There’s going to be a preseason hockey game in Boise for the first time in many years. There was supposed to be one a few years ago, but that was the 2014-2015 season, aka the lockout shortened season. That game never got played. But I thought, just maybe, we could get tickets and go see NHL players, even if the big names probably wouldn’t take the ice.
However, I was not the only person in Boise with this idea. Tickets sold out so fast, I never even got past the waiting room before they were gone. I guess I’ll just have to travel if I want to see an NHL game. Maybe someday I’ll get to see one of Boise’s “local” teams (at least according to regional sports networks), like Seattle, Colorado or Las Vegas.
I’ve been playing the game Dead Cells a lot lately. It’s a roguelike game, which means that if you die, you start all over. The game doesn’t take that long to complete, even with my style of “must kill everything” which takes longer. It’s got an interesting, new-to-me, system of difficulty. Essentially, you can’t really finish the game until you play it on the hardest (of 6) levels.
For a while, I thought I wouldn’t ever make it past the 3rd level (called 2 boss stem cell), but then I did. And then I wanted to complete a puzzle that required taking a specific route through the game and finding hidden areas in specific dungeons. I got through that, and now I’m thinking, well, maybe I can beat the final boss with 3 boss stem cells activated.
But the last time I tried, on what was otherwise a very good run, I just couldn’t get the final boss. Yeah, I’ll probably keep playing the game until it leaves Xbox Game Pass.
When this blog goes live, I’ll be out in the wilderness. If the trip goes to plan, I should be at the Moose Creek Air Strip, or getting real close. As I write this, I’m so looking forward to being out there. I’ve got a headache from letting things at work stress me out a bit too much. I need to do some hiring and there’s an awful project I’m involved in because I’m the only one with the expertise to get it done. Or that’s how it feels.

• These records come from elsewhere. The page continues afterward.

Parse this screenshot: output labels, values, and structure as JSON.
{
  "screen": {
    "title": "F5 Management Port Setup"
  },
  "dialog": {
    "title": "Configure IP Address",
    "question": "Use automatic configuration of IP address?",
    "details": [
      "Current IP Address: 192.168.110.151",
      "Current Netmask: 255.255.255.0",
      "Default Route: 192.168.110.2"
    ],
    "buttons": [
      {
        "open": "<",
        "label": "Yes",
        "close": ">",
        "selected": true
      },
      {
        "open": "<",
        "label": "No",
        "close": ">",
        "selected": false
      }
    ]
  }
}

Being out in the woods should let me re-center myself. To remember that nothing at my work is actually life and death. To remember that I am not my work.